World nations are moving too slowly in implementing carbon-cutting pledges made at the landmark Paris climate summit six years ago, EU policymakers have said ahead of the COP26 conference opening in Glasgow on 31 October.
“Action on both mitigation and adaptation is too slow” to limit global temperature rise to 1.5°C, one of the stated objectives of the Paris Agreement signed in 2015, said Philippe Tulkens, a senior official at the European Commission’s research directorate in charge of climate.
“And science confirms today that much more effort and faster progress need to occur”.
“The margin of manoeuvre to reach 1.5°C of temperature increase is now very limited and even for the 2°C target, the magnitude and pace of changes required is unprecedented in the history of human civilisation,” he told a EURACTIV online event on Monday (18 October).
“Policymakers will need courage at the frontline” of COP26 in order to bridge this gap, Tulkens said. “If we fail, it will hurt and it started already, as we saw with the floods and fires” that hit Europe and other places around the world this year, he warned.
The warning from the European Commission comes only two weeks before the opening of the climate summit in Glasgow where leaders from more than 190 countries are expected to make new pledges to cut emissions blamed for global heating.
But while major emitters like Europe, the US, Japan, and the UK have all stepped up their commitments, other countries like India, China, Russia, and Australia are still dragging their feet, said Antony Froggatt from Chatham House, the UK think tank.
“These are all countries that can make a difference in terms of the overall emissions level in 2030 so for me, this is a key test,” Froggatt told participants at the event.
The COP26 conference has been branded as the summit where world countries would come together to fulfil the Paris Agreement’s objective of keeping global warming “well below 2°C” and aiming for 1.5°C.
“And this is unfortunately not happening,” said Michael Bloss, a German lawmaker from the Greens political group in the European Parliament.
“We need to be much faster” in order to reach that target, he stressed, calling on Europe to be a “real climate leader” and raise its own climate goals.

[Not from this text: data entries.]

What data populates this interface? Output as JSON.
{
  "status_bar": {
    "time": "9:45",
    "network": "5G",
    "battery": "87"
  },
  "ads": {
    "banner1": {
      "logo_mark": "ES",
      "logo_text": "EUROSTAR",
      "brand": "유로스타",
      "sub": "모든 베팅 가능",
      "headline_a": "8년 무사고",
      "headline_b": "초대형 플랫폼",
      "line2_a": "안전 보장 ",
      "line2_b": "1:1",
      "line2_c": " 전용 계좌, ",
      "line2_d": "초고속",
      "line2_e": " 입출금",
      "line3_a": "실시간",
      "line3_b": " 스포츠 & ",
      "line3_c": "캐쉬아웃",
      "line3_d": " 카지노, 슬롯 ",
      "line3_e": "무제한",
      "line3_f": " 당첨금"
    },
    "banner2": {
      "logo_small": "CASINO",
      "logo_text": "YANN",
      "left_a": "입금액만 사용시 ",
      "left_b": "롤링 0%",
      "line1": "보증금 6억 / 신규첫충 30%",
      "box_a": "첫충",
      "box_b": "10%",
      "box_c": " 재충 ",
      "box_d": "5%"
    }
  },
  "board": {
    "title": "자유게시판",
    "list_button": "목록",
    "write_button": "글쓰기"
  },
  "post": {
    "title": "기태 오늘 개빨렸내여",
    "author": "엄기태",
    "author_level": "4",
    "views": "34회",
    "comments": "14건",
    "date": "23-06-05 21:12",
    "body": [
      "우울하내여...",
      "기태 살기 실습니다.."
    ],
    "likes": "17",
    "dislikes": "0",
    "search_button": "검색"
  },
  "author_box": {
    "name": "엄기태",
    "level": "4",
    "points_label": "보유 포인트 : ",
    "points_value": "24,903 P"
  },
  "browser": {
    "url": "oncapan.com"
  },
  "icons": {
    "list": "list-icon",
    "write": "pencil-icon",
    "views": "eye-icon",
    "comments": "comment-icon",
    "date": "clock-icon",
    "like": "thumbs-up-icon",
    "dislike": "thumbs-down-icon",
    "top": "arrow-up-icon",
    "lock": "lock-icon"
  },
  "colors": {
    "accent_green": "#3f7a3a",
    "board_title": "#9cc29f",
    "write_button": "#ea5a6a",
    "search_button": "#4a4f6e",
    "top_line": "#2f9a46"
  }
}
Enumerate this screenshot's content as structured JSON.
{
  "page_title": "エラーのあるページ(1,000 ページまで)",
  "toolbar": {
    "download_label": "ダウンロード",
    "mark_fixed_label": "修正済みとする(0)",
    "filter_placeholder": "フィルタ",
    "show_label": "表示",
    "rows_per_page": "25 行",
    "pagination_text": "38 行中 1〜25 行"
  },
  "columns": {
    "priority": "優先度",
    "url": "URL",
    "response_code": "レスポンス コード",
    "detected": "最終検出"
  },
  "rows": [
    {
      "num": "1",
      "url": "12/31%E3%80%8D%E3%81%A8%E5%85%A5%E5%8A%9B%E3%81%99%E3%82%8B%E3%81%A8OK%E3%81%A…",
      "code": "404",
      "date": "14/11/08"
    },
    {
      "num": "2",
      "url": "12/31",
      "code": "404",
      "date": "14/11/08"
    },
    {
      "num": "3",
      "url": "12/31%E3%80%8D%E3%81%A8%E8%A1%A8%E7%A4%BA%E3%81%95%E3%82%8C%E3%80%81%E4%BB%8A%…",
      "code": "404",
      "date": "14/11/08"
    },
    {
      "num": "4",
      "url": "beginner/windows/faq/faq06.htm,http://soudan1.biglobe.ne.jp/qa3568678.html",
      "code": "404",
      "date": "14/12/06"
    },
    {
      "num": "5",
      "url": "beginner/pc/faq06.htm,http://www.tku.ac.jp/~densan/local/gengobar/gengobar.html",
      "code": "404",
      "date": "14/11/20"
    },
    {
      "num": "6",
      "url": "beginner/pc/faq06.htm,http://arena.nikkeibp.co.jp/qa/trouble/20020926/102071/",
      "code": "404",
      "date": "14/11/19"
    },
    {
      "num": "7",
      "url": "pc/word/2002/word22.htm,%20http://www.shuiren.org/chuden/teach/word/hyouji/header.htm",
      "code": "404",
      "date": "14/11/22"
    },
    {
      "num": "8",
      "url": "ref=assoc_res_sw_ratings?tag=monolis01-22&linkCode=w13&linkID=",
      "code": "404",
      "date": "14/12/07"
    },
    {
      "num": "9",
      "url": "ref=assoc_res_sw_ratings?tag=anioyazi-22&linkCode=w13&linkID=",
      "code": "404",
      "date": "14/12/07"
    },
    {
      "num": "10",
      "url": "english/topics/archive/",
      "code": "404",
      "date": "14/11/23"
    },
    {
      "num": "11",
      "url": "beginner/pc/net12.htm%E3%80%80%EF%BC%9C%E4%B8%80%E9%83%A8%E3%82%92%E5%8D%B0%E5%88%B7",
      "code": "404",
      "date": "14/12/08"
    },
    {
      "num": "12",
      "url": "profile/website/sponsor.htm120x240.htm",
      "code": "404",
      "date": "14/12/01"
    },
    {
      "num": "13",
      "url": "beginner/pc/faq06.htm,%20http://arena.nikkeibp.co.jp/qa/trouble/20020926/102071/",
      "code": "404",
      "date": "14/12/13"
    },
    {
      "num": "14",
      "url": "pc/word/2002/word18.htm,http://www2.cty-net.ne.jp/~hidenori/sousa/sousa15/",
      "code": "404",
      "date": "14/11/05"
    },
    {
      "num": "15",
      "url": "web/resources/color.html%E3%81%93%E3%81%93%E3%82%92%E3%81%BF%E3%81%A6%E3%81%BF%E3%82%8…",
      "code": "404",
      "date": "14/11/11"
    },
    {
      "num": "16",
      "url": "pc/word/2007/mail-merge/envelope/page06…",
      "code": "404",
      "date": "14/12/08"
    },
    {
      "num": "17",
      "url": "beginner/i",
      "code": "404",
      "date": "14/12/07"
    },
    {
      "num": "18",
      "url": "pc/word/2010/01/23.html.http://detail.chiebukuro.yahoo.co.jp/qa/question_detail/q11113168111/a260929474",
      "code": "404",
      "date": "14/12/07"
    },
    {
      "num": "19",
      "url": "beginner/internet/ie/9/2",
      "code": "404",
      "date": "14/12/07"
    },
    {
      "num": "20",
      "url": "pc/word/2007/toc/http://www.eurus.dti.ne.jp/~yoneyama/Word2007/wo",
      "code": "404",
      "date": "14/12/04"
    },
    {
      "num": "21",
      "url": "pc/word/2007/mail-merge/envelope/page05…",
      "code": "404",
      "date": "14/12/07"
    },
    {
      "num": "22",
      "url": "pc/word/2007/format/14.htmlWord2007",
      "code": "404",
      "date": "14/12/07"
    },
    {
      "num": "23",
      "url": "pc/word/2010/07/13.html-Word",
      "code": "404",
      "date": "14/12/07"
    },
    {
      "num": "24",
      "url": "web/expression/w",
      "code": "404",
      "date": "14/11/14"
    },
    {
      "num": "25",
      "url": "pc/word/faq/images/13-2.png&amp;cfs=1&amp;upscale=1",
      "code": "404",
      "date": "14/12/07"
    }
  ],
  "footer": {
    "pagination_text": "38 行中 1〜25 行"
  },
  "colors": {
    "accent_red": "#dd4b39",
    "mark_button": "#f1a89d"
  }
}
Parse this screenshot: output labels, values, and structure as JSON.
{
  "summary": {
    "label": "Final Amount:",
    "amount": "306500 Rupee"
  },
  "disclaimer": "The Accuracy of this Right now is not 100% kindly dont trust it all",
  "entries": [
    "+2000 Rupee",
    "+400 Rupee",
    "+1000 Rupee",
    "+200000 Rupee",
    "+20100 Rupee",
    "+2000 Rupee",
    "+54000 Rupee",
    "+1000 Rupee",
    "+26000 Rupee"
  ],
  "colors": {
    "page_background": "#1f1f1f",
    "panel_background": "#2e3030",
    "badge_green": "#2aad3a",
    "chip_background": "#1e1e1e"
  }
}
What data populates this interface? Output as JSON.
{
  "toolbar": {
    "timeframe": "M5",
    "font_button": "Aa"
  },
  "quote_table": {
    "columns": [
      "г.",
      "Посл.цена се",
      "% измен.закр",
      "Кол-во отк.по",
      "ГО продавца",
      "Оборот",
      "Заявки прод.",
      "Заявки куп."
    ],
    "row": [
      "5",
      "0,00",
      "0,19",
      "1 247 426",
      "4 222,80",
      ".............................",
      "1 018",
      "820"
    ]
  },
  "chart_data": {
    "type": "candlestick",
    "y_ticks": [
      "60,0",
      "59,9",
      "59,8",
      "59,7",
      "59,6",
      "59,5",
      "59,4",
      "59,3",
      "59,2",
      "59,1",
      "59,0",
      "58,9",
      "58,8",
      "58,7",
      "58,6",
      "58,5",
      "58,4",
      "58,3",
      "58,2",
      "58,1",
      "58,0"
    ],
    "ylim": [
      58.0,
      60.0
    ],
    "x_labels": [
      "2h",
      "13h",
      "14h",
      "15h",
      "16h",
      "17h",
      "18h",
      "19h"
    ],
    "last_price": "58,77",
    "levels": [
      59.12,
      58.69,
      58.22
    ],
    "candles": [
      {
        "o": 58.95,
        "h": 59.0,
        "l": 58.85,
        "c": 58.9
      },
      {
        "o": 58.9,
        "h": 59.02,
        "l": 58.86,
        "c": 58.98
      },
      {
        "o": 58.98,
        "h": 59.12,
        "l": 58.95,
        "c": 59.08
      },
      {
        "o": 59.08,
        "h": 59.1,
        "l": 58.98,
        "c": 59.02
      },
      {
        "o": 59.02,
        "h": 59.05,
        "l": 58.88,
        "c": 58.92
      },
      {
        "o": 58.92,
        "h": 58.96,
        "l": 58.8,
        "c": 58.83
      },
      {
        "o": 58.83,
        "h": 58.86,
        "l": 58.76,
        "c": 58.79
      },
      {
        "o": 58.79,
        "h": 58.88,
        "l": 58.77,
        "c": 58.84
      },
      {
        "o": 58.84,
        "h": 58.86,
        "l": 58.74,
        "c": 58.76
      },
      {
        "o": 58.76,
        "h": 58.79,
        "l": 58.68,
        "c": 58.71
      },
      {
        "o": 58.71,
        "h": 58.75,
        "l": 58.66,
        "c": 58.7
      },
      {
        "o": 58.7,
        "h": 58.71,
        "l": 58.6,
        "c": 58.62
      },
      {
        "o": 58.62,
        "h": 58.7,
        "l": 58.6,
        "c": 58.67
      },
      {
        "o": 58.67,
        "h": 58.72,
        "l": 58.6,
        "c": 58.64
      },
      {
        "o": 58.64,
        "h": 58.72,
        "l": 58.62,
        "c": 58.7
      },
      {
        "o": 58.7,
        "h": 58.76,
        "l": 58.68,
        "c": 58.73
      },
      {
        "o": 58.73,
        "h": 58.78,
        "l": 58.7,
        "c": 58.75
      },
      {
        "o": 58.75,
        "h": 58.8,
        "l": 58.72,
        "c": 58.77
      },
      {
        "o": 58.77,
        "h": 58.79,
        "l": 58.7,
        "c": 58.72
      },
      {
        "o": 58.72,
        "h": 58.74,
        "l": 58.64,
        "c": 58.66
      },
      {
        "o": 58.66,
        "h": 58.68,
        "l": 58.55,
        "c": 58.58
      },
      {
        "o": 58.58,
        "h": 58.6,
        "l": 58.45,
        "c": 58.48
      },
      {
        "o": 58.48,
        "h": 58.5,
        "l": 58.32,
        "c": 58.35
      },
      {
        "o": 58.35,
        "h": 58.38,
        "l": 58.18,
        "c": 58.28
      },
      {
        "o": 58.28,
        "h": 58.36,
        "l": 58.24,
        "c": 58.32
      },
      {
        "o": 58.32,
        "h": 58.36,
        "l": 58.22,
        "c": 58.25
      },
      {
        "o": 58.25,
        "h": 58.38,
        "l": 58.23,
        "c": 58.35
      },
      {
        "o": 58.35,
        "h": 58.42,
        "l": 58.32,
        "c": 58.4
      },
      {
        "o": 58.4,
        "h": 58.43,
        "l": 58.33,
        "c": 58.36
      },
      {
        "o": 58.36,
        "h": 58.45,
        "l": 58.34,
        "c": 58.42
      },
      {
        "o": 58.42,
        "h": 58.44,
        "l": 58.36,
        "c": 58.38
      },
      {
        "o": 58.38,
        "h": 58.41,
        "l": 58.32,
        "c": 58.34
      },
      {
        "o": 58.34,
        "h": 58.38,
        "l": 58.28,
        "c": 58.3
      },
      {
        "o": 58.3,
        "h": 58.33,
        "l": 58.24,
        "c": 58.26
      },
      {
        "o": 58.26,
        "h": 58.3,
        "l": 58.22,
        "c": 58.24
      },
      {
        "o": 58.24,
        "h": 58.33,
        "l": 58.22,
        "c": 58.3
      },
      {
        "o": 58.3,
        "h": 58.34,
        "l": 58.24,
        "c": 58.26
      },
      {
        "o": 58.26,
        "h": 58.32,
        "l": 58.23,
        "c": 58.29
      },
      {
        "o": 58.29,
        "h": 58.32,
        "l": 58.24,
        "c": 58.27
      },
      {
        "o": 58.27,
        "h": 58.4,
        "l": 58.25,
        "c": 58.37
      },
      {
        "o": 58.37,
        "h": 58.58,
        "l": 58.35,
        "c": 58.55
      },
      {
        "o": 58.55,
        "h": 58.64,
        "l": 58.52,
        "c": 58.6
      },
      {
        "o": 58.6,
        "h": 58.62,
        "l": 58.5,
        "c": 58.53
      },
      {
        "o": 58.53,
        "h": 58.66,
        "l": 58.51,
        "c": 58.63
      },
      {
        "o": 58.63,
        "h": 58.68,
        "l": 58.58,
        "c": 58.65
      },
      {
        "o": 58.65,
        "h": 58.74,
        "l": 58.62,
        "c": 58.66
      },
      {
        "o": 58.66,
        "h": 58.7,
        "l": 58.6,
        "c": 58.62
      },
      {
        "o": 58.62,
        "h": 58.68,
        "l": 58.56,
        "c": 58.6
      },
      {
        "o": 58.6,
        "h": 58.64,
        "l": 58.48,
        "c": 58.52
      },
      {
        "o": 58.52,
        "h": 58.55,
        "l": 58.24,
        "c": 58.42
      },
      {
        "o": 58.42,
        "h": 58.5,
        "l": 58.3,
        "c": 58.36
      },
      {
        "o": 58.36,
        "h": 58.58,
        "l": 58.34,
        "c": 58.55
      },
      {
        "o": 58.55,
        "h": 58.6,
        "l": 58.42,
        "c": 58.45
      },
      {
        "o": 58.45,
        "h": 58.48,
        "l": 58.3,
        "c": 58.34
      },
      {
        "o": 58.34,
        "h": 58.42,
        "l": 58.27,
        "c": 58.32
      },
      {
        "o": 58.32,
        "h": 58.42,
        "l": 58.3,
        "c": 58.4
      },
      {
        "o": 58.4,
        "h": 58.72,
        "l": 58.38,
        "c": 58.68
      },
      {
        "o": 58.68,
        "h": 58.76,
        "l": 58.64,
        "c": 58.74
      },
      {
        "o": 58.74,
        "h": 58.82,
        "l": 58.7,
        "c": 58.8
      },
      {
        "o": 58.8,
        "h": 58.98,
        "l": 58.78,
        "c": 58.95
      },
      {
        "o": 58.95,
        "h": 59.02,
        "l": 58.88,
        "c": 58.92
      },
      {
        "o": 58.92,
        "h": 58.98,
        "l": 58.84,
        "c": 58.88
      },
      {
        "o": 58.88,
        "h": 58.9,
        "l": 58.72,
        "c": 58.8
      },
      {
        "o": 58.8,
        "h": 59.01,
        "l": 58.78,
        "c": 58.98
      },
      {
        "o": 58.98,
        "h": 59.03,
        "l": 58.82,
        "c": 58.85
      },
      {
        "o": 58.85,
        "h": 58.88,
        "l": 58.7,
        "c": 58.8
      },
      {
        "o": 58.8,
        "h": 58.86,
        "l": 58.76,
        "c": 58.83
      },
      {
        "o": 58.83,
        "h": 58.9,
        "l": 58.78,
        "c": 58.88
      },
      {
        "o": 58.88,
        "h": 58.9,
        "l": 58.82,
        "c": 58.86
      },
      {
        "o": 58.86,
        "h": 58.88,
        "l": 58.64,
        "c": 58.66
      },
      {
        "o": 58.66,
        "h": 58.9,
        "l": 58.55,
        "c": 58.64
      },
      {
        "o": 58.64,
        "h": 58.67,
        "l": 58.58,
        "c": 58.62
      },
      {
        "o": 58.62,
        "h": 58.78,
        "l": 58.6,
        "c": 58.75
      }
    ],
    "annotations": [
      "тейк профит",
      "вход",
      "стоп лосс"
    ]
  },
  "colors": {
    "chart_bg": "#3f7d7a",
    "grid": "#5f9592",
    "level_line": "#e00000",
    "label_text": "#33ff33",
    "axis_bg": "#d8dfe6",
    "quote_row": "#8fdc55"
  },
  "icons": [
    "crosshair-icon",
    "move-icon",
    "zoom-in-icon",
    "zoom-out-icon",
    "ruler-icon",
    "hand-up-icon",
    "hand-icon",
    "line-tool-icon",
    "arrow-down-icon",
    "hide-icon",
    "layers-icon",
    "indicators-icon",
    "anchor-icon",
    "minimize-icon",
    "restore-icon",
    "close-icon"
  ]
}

Bloss pointed to a global stocktake of current pledges by Climate Action Tracker, which shows that global warming would hit 2.7°C under current policies adopted at the EU level.
Alison Martin, the CEO for Europe at Swiss insurance group Zurich, pointed to an annual scorecard published by the Swiss insurer in September, which showed only limited progress on the path towards decarbonisation over the past year.
“The problem is that CO2 emissions are back on the rise following a brief pandemic-driven hiatus in 2020,” the report said.
The Zurich scorecard looked at 12 different variables to assess the probability of keeping global temperature rises below 1.5°C. It showed some improvements in areas like renewable energy and carbon pricing schemes, which currently cover around 20% of global carbon emissions.
“However, this is simply not enough” in order for us to meet the ambitions of Paris, Martin warned. “We need to break the link between greenhouse gas emissions and economic growth and we clearly haven’t done that yet,” she added.
The best way of breaking that link “is to continue rolling out carbon pricing schemes” to cover emissions across the entire economy, Martin explained, expressing hope that the COP26 “can deliver on some of this”.
International carbon market rules (Article 6)
One of the objectives of COP26 will be to deliver rules under Article 6 of the Paris Agreement, which establishes the rules of international carbon markets.
Froggatt described those rules as “the nuts and the bolts” of the Paris Agreement and an essential part to make the pact function in practice.
However, Bloss warned that “some countries are pushing for double-counting” of emission reductions under Article 6. At COP25, Brazil insisted that countries selling carbon offset projects overseas should not be required to make a corresponding adjustment to their own climate target.
“If this happens then the whole integrity of the Paris system will be undermined,” Bloss warned, calling for stricter rules on international carbon trading.
Still, Bloss showed some optimism for Glasgow, citing an initiative by the COP presidency to get rich countries to agree a coal phase-out by 2030 at the latest.
“I think this is really important and the EU as the global climate leader should be part of this coalition for coal phase-out by the year 2030,” he said.
> Watch the full EURACTIV event below on YouTube
[Edited by Zoran Radosavljevic]